The job market in the United States is at one of the lowest points in recent memory. While a college degree used to be seen as an automatic ticket to a middle class life due to recent economic developments finding a job after college is harder than it has been in any time in the past fifty years. Many college graduates have no idea where to begin and lack the skills necessary for obtaining reasonable employment once they have finished school. The following guide will list some effective strategies for finding a job after college.
The first and most important step to getting a job after college is a good resume. The vast majority of employers will want a clean and concise list of your previous experience and achievements in order to vet you as a job candidate. Creating a good resume is essential to securing a position in a company or firm. You should create a “master” resume which will have the bare essentials of what you have accomplished. This includes your educational and technical credentials as well as any long term work experience you have. Special skills, such as being bilingual or having specific knowledge about a subject or system should be added or removed depending on the position you are applying for.
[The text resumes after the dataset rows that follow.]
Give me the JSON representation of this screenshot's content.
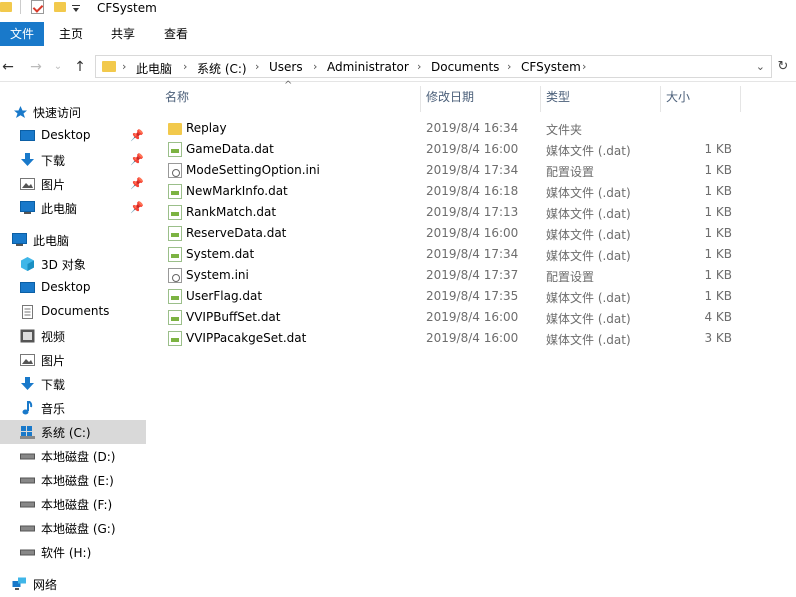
{
  "window": {
    "title": "CFSystem"
  },
  "ribbon": {
    "tabs": [
      {
        "label": "文件",
        "active": true
      },
      {
        "label": "主页"
      },
      {
        "label": "共享"
      },
      {
        "label": "查看"
      }
    ]
  },
  "nav": {
    "back_glyph": "←",
    "forward_glyph": "→",
    "recent_glyph": "⌄",
    "up_glyph": "↑",
    "breadcrumb": [
      "此电脑",
      "系统 (C:)",
      "Users",
      "Administrator",
      "Documents",
      "CFSystem"
    ],
    "separator": "›",
    "dropdown_glyph": "⌄",
    "refresh_glyph": "↻"
  },
  "sidebar": {
    "pin_glyph": "📌",
    "quick_access": "快速访问",
    "quick_items": [
      "Desktop",
      "下载",
      "图片",
      "此电脑"
    ],
    "this_pc": "此电脑",
    "pc_items": [
      "3D 对象",
      "Desktop",
      "Documents",
      "视频",
      "图片",
      "下载",
      "音乐",
      "系统 (C:)",
      "本地磁盘 (D:)",
      "本地磁盘 (E:)",
      "本地磁盘 (F:)",
      "本地磁盘 (G:)",
      "软件 (H:)"
    ],
    "network": "网络"
  },
  "columns": {
    "name": "名称",
    "date": "修改日期",
    "type": "类型",
    "size": "大小",
    "sort_glyph": "^"
  },
  "files": [
    {
      "name": "Replay",
      "date": "2019/8/4 16:34",
      "type": "文件夹",
      "size": "",
      "icon": "folder-icon"
    },
    {
      "name": "GameData.dat",
      "date": "2019/8/4 16:00",
      "type": "媒体文件 (.dat)",
      "size": "1 KB",
      "icon": "dat-file-icon"
    },
    {
      "name": "ModeSettingOption.ini",
      "date": "2019/8/4 17:34",
      "type": "配置设置",
      "size": "1 KB",
      "icon": "ini-file-icon"
    },
    {
      "name": "NewMarkInfo.dat",
      "date": "2019/8/4 16:18",
      "type": "媒体文件 (.dat)",
      "size": "1 KB",
      "icon": "dat-file-icon"
    },
    {
      "name": "RankMatch.dat",
      "date": "2019/8/4 17:13",
      "type": "媒体文件 (.dat)",
      "size": "1 KB",
      "icon": "dat-file-icon"
    },
    {
      "name": "ReserveData.dat",
      "date": "2019/8/4 16:00",
      "type": "媒体文件 (.dat)",
      "size": "1 KB",
      "icon": "dat-file-icon"
    },
    {
      "name": "System.dat",
      "date": "2019/8/4 17:34",
      "type": "媒体文件 (.dat)",
      "size": "1 KB",
      "icon": "dat-file-icon"
    },
    {
      "name": "System.ini",
      "date": "2019/8/4 17:37",
      "type": "配置设置",
      "size": "1 KB",
      "icon": "ini-file-icon"
    },
    {
      "name": "UserFlag.dat",
      "date": "2019/8/4 17:35",
      "type": "媒体文件 (.dat)",
      "size": "1 KB",
      "icon": "dat-file-icon"
    },
    {
      "name": "VVIPBuffSet.dat",
      "date": "2019/8/4 16:00",
      "type": "媒体文件 (.dat)",
      "size": "4 KB",
      "icon": "dat-file-icon"
    },
    {
      "name": "VVIPPacakgeSet.dat",
      "date": "2019/8/4 16:00",
      "type": "媒体文件 (.dat)",
      "size": "3 KB",
      "icon": "dat-file-icon"
    }
  ],
  "colors": {
    "accent": "#1979ca",
    "folder": "#f2c94c",
    "header_text": "#4c607a",
    "muted_text": "#6d6d6d",
    "selected_bg": "#d9d9d9"
  }
}
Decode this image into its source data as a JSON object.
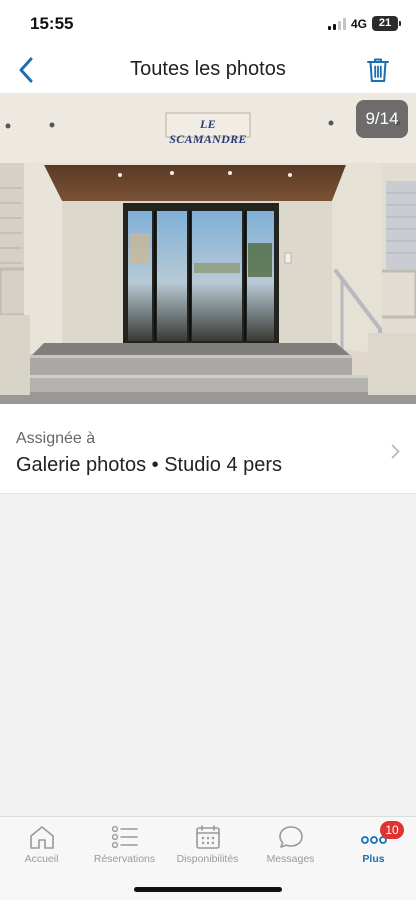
{
  "status_bar": {
    "time": "15:55",
    "network": "4G",
    "battery": "21",
    "signal_bars_active": 2,
    "signal_bars_total": 4
  },
  "nav": {
    "title": "Toutes les photos",
    "back_icon": "chevron-left-icon",
    "delete_icon": "trash-icon",
    "accent_color": "#1a6fb5"
  },
  "photo": {
    "counter": "9/14",
    "sign_text": "LE SCAMANDRE"
  },
  "assignment": {
    "label": "Assignée à",
    "value": "Galerie photos • Studio 4 pers",
    "chevron_icon": "chevron-right-icon"
  },
  "tab_bar": {
    "tabs": [
      {
        "label": "Accueil",
        "icon": "home-icon"
      },
      {
        "label": "Réservations",
        "icon": "list-icon"
      },
      {
        "label": "Disponibilités",
        "icon": "calendar-icon"
      },
      {
        "label": "Messages",
        "icon": "chat-bubble-icon"
      },
      {
        "label": "Plus",
        "icon": "more-dots-icon",
        "badge": "10",
        "active": true
      }
    ],
    "active_color": "#1a6fb5",
    "badge_color": "#e0332f"
  }
}
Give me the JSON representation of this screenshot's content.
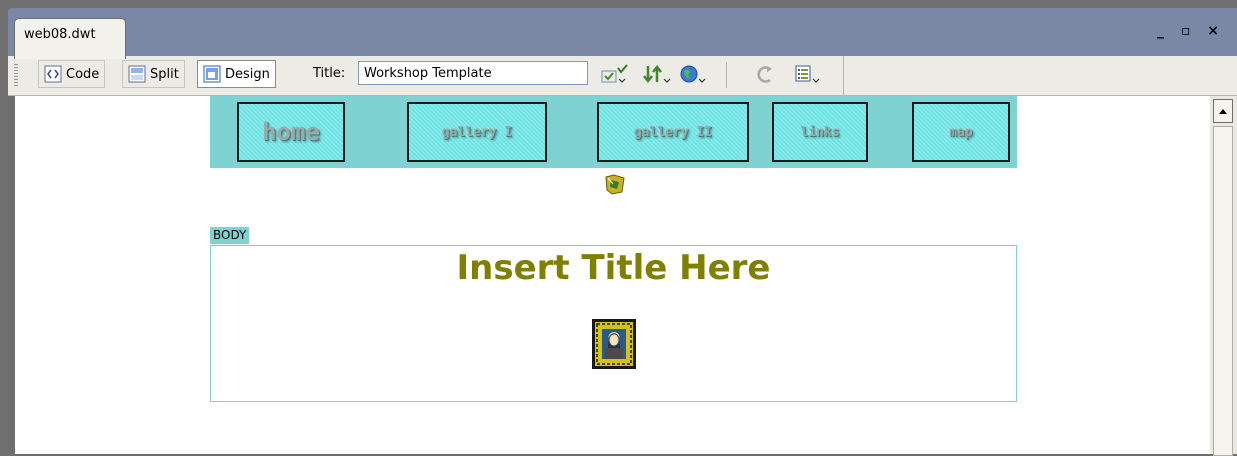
{
  "window": {
    "tab_title": "web08.dwt",
    "controls": "_ ▫ ×"
  },
  "toolbar": {
    "code_label": "Code",
    "split_label": "Split",
    "design_label": "Design",
    "title_label": "Title:",
    "title_value": "Workshop Template"
  },
  "nav": {
    "items": [
      {
        "label": "home"
      },
      {
        "label": "gallery I"
      },
      {
        "label": "gallery II"
      },
      {
        "label": "links"
      },
      {
        "label": "map"
      }
    ]
  },
  "body": {
    "tag": "BODY",
    "title": "Insert Title Here"
  },
  "colors": {
    "nav_background": "#7ed3d2",
    "nav_button": "#6fe4e4",
    "title_color": "#808000",
    "tab_bar": "#7b88a5"
  }
}
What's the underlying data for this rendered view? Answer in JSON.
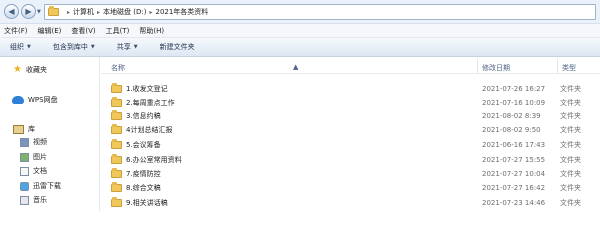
{
  "address": {
    "crumbs": [
      "计算机",
      "本地磁盘 (D:)",
      "2021年各类资料"
    ],
    "separator": "▸"
  },
  "menu": [
    "文件(F)",
    "编辑(E)",
    "查看(V)",
    "工具(T)",
    "帮助(H)"
  ],
  "toolbar": [
    {
      "label": "组织",
      "dropdown": true
    },
    {
      "label": "包含到库中",
      "dropdown": true
    },
    {
      "label": "共享",
      "dropdown": true
    },
    {
      "label": "新建文件夹",
      "dropdown": false
    }
  ],
  "nav": {
    "favorites": "收藏夹",
    "wps": "WPS网盘",
    "library": "库",
    "library_items": [
      "视频",
      "图片",
      "文档",
      "迅雷下载",
      "音乐"
    ]
  },
  "columns": {
    "name": "名称",
    "date": "修改日期",
    "type": "类型"
  },
  "files": [
    {
      "name": "1.收发文登记",
      "date": "2021-07-26 16:27",
      "type": "文件夹"
    },
    {
      "name": "2.每周重点工作",
      "date": "2021-07-16 10:09",
      "type": "文件夹"
    },
    {
      "name": "3.信息约稿",
      "date": "2021-08-02 8:39",
      "type": "文件夹"
    },
    {
      "name": "4计划总结汇报",
      "date": "2021-08-02 9:50",
      "type": "文件夹"
    },
    {
      "name": "5.会议筹备",
      "date": "2021-06-16 17:43",
      "type": "文件夹"
    },
    {
      "name": "6.办公室常用资料",
      "date": "2021-07-27 15:55",
      "type": "文件夹"
    },
    {
      "name": "7.疫情防控",
      "date": "2021-07-27 10:04",
      "type": "文件夹"
    },
    {
      "name": "8.综合文稿",
      "date": "2021-07-27 16:42",
      "type": "文件夹"
    },
    {
      "name": "9.相关讲话稿",
      "date": "2021-07-23 14:46",
      "type": "文件夹"
    }
  ]
}
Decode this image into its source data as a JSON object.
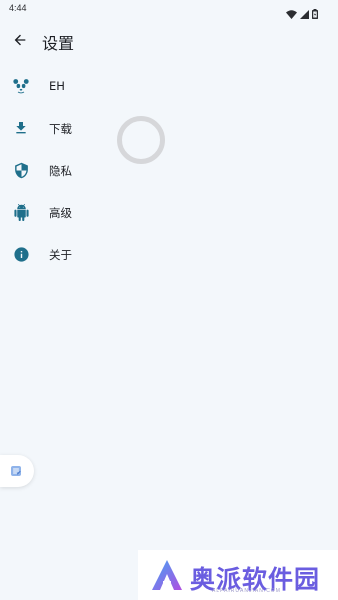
{
  "status_bar": {
    "time": "4:44",
    "icons": [
      "wifi-icon",
      "signal-icon",
      "battery-icon"
    ]
  },
  "app_bar": {
    "title": "设置",
    "back_icon": "arrow-back-icon"
  },
  "settings": {
    "items": [
      {
        "label": "EH",
        "icon": "panda-icon"
      },
      {
        "label": "下载",
        "icon": "download-icon"
      },
      {
        "label": "隐私",
        "icon": "shield-icon"
      },
      {
        "label": "高级",
        "icon": "android-icon"
      },
      {
        "label": "关于",
        "icon": "info-icon"
      }
    ]
  },
  "loading": {
    "icon": "loading-spinner"
  },
  "side_tab": {
    "icon": "note-icon"
  },
  "watermark": {
    "text": "奥派软件园",
    "subtext": "ALPAIRUANJIAN.COM"
  },
  "colors": {
    "background": "#f3f7fb",
    "icon_primary": "#1f6f8b",
    "spinner": "#d6d7da",
    "watermark": "#6a5de0"
  }
}
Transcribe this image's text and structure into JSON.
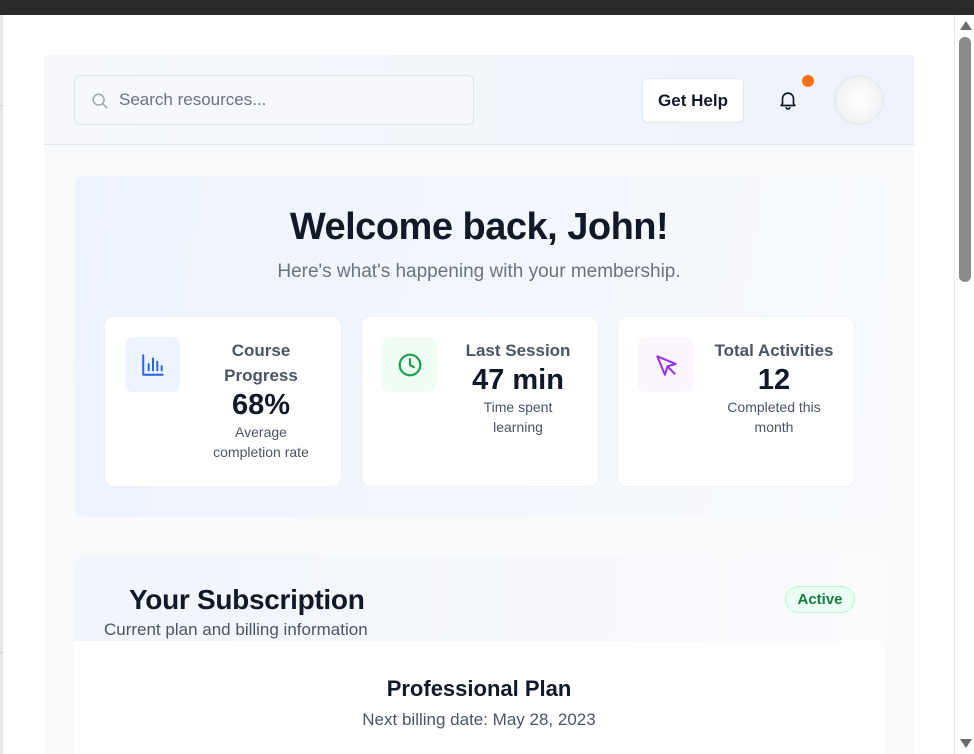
{
  "search": {
    "placeholder": "Search resources..."
  },
  "header": {
    "help_label": "Get Help"
  },
  "welcome": {
    "title": "Welcome back, John!",
    "subtitle": "Here's what's happening with your membership."
  },
  "stats": [
    {
      "label": "Course Progress",
      "value": "68%",
      "desc": "Average completion rate",
      "icon": "bar-chart-icon",
      "icon_color": "#2563eb",
      "icon_bg": "#eef4fd"
    },
    {
      "label": "Last Session",
      "value": "47 min",
      "desc": "Time spent learning",
      "icon": "clock-icon",
      "icon_color": "#16a34a",
      "icon_bg": "#f0fdf4"
    },
    {
      "label": "Total Activities",
      "value": "12",
      "desc": "Completed this month",
      "icon": "cursor-pointer-icon",
      "icon_color": "#9333ea",
      "icon_bg": "#faf5ff"
    }
  ],
  "subscription": {
    "title": "Your Subscription",
    "subtitle": "Current plan and billing information",
    "status": "Active",
    "plan_name": "Professional Plan",
    "billing": "Next billing date: May 28, 2023"
  },
  "colors": {
    "notification_dot": "#f97316",
    "badge_green": "#15803d"
  }
}
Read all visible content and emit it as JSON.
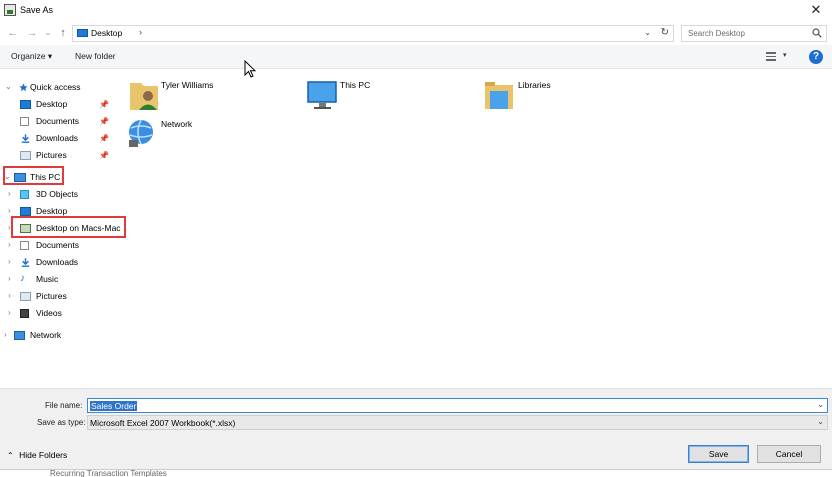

For example, when applying for a position as a social worker you may want to let your potential employer know that you are bilingual, however this skill may not be as relevant to a computer engineering firm. You also want to make absolutely sure there are no spelling or grammar errors on your resume, in this job market any mistake can get you thrown out of the pool of potential applicants.
Another important strategy to use when trying to find a job after college is taking advantage of any connections you may have made in college or in any other facet of your life, through family, friends, etc. Professors you studied under may have job opportunities or may be able to get you interviews or meetings that you may not have had access to otherwise. The same goes for any family or friends who you may have an in with. Social capital is very valuable and using your connections can go a long way to helping you find gainful employment.
The hockey legend Wayne Gretzsky once said “you miss 100 percent of the shots you never take”. While he was talking about taking shots on goal in the sport of hockey this logic also applies to your job hunt. You will never be hired for a position for which you did not apply so make sure to take your job hunt seriously and send out as many resumes and attend as many interviews as you possibly can. The more you put yourself in these situations the more likely it is that you will be able to find a job straight out of college.
Many job seekers find jobs by moving to areas that are in need of workers. If you happen to live in an area that has low unemployment you are lucky. If not, you should always consider relocating to an area where your skills may be in higher demand. This may mean moving to a different city within your state, it may mean commuting, it could even mean moving across the country. The point is if you want to maximize your chances of getting hired you may have to take drastic action to do so. Moving can be hard but it beats being unemployed.
If you put in the work and are willing to use these strategies you should not have a problem finding entry level work out of college. Once you get your in at a particular company and some experience in your field finding employment will become much easier and possibly more lucrative. Just remember to keep trying and do not be afraid to use different methods to achieve your goal of getting a job after college.